What is DMARC?
DMARC (Domain-based Message Authentication, Reporting & Conformance) is an email authentication protocol that utilizes widely used SPF and DKIM protocols to determine, whether or not a given message is legitimately sent from the sender, and what to do if it isn’t. The DMARC record adds the reporting functionality in existing DKIM and SPF records, allowing senders and receivers to improve protection of the domain from spoofed spams and keep them out of people's inboxes.
How DMARC Works?
Like other DNS records (SPF, A record, CNAME, DKIM, etc.), DMARC record is published and tells receiving server, whether or not to accept an email from a particular sender. DMARC can fit into an organization’s existing inbound email authentication process and helping email receivers determine if the received email “aligns” with what the receiver knows about the sender. When a received message don’t align, DMARC includes the guidance on how to handle such “non-aligned” messages. Assuming that the email receiver has deployed the SPF and DKIM along with its own spam filters, the email flow may look something like this.
- User composes an email and send with the DKIM header inserted by the sender server.
- DMARC matches the header from domain name with the envelope from domain name used during an SPF record check.
- DMARC matches the header from domain name with the d= domain name in the DKIM signature.
- To pass the DMARC authentication, received message must pass the SPF authentication/ alignment and/or DKIM authentication/alignment. When the message fails both SPF/SPF alignment and DKIM/DKIM alignment, the DMARC will get failed and it will instruct email providers on how to handle unauthenticated mail via a DMARC policy. According to the DMARC policy you set, senders can either:

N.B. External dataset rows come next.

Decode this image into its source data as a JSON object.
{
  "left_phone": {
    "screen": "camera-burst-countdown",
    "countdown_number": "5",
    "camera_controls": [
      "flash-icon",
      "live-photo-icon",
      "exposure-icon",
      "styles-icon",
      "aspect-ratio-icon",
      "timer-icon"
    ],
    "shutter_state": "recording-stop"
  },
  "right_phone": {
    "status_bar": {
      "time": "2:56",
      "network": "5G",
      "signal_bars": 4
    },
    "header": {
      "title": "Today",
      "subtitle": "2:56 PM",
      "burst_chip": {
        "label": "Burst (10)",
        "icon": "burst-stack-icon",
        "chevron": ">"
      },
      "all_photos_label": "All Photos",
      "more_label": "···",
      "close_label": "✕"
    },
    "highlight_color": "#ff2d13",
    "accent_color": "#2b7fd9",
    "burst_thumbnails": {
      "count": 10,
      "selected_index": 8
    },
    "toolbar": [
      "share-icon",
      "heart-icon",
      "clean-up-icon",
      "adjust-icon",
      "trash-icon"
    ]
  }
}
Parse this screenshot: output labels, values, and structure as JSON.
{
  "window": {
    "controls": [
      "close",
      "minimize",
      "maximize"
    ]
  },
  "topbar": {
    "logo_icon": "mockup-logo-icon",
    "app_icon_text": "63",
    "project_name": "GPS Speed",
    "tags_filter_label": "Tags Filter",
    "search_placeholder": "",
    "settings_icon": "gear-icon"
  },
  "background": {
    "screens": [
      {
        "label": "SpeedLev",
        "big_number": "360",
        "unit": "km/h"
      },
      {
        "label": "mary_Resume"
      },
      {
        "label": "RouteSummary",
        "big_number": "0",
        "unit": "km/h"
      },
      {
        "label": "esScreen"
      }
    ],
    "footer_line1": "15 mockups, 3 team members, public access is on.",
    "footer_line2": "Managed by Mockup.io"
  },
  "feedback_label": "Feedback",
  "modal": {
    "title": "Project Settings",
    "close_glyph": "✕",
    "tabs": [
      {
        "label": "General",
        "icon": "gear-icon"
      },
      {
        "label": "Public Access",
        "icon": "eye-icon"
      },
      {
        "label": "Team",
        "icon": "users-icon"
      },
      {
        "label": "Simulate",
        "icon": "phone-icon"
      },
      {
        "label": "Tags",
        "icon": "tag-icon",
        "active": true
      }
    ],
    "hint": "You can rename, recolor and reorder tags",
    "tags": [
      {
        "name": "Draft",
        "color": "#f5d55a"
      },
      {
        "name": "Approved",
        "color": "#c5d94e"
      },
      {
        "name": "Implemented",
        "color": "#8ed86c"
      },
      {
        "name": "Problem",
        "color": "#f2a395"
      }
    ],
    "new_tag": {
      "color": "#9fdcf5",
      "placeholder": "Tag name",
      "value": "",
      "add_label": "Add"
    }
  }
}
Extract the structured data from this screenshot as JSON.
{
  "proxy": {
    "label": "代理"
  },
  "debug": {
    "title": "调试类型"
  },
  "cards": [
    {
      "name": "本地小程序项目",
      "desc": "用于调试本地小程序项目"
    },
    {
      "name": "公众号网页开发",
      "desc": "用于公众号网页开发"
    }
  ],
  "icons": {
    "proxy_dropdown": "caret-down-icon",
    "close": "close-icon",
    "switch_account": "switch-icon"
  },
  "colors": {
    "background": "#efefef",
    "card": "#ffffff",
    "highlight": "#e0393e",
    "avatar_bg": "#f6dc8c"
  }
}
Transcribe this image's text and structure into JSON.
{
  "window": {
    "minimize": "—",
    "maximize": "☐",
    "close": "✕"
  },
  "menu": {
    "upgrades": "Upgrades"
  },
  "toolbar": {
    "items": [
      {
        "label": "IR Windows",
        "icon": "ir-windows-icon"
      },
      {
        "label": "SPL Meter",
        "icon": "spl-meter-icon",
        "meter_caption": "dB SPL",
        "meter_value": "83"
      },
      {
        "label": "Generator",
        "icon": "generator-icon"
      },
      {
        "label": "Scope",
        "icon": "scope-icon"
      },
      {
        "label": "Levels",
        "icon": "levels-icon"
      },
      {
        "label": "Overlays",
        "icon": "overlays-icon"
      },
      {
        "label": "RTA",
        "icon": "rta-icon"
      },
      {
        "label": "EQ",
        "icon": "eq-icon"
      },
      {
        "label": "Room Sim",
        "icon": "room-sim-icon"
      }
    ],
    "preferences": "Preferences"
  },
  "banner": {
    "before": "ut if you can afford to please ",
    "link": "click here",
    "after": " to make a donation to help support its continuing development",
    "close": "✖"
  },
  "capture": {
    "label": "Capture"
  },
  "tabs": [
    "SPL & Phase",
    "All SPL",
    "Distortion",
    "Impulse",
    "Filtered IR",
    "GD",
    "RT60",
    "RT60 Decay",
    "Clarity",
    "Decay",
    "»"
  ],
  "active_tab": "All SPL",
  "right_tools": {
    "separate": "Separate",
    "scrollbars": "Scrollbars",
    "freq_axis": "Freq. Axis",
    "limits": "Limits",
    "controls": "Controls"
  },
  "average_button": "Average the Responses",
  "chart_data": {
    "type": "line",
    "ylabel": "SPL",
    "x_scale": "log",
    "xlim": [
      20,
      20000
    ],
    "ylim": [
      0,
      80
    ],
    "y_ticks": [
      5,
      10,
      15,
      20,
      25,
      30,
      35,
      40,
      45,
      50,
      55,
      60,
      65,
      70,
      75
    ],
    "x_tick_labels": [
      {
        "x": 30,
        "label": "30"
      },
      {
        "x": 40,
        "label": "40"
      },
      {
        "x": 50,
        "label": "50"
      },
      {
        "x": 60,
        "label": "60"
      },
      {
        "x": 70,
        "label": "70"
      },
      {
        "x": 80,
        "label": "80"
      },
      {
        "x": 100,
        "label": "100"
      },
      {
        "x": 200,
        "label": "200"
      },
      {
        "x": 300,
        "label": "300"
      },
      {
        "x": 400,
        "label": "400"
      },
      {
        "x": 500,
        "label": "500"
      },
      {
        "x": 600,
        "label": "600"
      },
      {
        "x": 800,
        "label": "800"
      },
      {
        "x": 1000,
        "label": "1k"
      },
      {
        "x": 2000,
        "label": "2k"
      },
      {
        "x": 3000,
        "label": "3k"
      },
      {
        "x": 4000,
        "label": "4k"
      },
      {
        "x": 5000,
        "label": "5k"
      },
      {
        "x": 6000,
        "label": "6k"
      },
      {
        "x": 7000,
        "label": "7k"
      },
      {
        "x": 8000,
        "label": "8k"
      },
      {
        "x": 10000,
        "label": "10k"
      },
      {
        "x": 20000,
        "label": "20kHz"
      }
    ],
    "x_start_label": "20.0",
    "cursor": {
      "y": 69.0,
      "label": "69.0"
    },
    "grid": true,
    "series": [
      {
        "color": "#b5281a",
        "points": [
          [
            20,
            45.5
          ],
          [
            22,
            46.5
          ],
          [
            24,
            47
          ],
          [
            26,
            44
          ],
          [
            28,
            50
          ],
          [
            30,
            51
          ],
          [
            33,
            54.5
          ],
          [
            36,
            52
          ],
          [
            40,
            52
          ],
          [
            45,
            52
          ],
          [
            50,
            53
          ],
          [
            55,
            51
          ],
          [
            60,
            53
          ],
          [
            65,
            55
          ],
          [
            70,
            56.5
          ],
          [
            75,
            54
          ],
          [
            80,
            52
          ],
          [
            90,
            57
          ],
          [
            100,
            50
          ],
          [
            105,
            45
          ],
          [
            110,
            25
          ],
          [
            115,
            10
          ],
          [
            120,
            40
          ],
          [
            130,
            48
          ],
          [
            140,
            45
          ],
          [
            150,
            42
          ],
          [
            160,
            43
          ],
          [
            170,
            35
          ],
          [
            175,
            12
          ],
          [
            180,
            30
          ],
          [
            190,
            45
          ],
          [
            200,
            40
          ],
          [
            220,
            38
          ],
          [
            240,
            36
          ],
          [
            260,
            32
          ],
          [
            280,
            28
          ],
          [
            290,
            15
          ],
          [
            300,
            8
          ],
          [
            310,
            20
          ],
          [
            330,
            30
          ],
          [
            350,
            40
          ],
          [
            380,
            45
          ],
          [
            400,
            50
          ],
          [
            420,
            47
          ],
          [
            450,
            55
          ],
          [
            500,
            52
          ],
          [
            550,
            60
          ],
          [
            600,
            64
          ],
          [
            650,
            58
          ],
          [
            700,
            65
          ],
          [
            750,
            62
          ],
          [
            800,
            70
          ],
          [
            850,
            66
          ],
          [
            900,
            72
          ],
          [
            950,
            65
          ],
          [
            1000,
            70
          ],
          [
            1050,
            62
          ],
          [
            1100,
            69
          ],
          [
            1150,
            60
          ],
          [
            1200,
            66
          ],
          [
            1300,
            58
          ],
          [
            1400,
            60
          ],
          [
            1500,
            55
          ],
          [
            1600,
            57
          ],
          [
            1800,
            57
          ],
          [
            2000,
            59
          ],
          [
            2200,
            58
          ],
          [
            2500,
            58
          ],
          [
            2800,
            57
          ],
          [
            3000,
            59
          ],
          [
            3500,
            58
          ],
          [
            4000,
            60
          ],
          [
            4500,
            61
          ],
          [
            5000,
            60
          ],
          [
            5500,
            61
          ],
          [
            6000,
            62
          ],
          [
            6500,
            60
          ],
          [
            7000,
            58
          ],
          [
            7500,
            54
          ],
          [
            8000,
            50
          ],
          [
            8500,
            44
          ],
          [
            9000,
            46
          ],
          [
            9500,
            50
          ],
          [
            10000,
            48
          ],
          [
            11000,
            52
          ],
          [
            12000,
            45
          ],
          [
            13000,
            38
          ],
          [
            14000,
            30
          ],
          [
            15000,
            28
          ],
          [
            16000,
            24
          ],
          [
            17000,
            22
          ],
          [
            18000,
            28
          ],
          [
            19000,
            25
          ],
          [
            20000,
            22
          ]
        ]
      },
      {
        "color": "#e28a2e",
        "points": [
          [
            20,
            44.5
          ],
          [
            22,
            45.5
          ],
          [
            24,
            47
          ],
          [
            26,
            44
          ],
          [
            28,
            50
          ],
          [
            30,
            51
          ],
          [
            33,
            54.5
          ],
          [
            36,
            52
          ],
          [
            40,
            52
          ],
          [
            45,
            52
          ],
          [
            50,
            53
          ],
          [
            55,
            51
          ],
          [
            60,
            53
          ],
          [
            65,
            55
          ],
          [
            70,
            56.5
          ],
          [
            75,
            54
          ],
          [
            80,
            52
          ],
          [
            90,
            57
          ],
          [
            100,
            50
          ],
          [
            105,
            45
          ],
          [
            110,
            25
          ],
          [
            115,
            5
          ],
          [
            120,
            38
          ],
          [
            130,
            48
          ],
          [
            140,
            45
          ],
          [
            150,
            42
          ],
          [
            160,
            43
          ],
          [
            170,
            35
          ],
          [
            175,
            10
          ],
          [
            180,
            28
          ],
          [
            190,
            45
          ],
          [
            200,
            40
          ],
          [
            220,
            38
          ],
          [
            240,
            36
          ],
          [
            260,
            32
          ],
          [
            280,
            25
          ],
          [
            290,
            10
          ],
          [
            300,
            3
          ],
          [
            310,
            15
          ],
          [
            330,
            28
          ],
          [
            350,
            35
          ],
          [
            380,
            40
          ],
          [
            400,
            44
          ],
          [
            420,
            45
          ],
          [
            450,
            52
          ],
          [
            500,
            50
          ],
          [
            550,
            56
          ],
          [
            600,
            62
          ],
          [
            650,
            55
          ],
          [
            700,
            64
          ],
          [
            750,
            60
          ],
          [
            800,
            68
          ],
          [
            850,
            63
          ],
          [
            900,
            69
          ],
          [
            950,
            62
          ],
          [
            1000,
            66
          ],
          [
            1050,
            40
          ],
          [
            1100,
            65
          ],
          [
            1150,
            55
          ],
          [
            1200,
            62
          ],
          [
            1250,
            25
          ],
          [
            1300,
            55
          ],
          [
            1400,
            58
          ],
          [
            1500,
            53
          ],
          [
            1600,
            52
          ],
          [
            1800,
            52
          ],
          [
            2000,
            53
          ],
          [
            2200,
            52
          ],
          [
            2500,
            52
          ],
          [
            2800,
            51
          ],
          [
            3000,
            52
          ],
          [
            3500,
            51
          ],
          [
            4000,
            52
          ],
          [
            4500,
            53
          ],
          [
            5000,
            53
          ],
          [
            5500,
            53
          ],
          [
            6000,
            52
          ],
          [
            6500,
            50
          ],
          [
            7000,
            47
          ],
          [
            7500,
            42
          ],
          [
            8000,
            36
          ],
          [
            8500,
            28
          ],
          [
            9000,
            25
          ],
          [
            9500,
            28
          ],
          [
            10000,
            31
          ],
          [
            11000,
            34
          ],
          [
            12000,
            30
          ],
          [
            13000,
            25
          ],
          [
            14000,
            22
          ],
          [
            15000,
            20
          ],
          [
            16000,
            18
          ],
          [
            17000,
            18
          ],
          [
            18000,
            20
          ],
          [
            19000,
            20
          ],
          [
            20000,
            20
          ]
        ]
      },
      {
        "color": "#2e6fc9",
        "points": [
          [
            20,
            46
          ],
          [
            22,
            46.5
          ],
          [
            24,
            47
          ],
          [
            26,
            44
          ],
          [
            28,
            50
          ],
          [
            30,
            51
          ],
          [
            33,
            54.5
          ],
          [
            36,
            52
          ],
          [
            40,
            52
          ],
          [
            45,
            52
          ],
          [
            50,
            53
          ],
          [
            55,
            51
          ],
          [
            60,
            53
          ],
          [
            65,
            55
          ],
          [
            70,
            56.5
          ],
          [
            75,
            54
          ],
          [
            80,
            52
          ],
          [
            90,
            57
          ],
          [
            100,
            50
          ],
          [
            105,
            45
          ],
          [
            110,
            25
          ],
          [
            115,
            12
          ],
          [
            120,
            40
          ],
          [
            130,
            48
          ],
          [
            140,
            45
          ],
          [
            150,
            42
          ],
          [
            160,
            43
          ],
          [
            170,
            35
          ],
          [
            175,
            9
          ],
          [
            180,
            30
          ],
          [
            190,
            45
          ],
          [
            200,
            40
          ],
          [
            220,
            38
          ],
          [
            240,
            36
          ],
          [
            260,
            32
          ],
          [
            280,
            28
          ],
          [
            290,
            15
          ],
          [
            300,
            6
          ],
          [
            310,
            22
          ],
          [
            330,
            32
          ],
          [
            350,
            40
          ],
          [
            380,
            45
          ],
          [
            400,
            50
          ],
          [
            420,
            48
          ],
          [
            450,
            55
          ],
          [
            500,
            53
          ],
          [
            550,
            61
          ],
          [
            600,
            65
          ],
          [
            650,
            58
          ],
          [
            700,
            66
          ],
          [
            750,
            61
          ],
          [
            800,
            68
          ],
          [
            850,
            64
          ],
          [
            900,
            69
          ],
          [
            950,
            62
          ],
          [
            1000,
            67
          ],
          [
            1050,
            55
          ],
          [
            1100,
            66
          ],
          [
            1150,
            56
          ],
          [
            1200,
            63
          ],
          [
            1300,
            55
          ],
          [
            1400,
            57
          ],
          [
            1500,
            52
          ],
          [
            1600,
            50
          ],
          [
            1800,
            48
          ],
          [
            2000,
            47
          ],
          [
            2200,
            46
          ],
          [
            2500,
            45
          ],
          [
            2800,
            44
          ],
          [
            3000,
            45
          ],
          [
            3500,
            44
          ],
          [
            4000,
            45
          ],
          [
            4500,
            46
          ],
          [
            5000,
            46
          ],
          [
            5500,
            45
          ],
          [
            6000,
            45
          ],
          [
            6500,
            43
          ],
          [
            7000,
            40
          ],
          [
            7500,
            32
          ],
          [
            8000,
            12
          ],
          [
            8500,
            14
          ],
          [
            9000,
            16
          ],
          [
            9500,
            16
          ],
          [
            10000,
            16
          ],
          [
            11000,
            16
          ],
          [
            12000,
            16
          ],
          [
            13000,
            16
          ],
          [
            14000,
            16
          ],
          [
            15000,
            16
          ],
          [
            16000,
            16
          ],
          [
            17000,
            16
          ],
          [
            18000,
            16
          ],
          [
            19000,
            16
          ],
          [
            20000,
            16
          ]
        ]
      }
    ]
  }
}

- Monitor all mail ensuring all legitimate mail are authenticating properly without interfering with the delivery of messages that fail DMARC.
- Quarantine messages that fail DMARC.
- Reject messages that fail DMARC.
DMARC policies are published in the DNS as a text (TXT) records and announce what an email receiver should do with non-aligned. Consider the following example.
Above example tells the sender that, the receiver outright reject all non-aligned messages and send a rejection report to a specified email address. When you are just testing the DMARC policy, you can replace “reject” with “quarantine” which would tell the receiver they shouldn’t necessarily reject the message, but consider quarantining it. Following chart illustrates the DMARC records extensible tags.
|pct||Percentage of messages subjected to filtering||pct=20|
|ruf||Reporting URI for forensic reports||ruf=mailto:firstname.lastname@example.org|
|rua||Reporting URI of aggregate reports||rua=mailto:email@example.com|
|p||Policy for organizational domain||p=quarantine|
|sp||Policy for subdomains of the OD||sp=reject|
|adkim||Alignment mode for DKIM||adkim=s|
|aspf||Alignment mode for SPF||aspf=r|
Create DMARC Record
Once you setup the SPF and DKIM records, you can configure the DMARC by following below DMARC wizard with appropriate name and value. Again, DMARC policies are published in the DNS as text (TXT) record. So once your DMARC record is ready, you can add it as a TXT record in your DNS zone.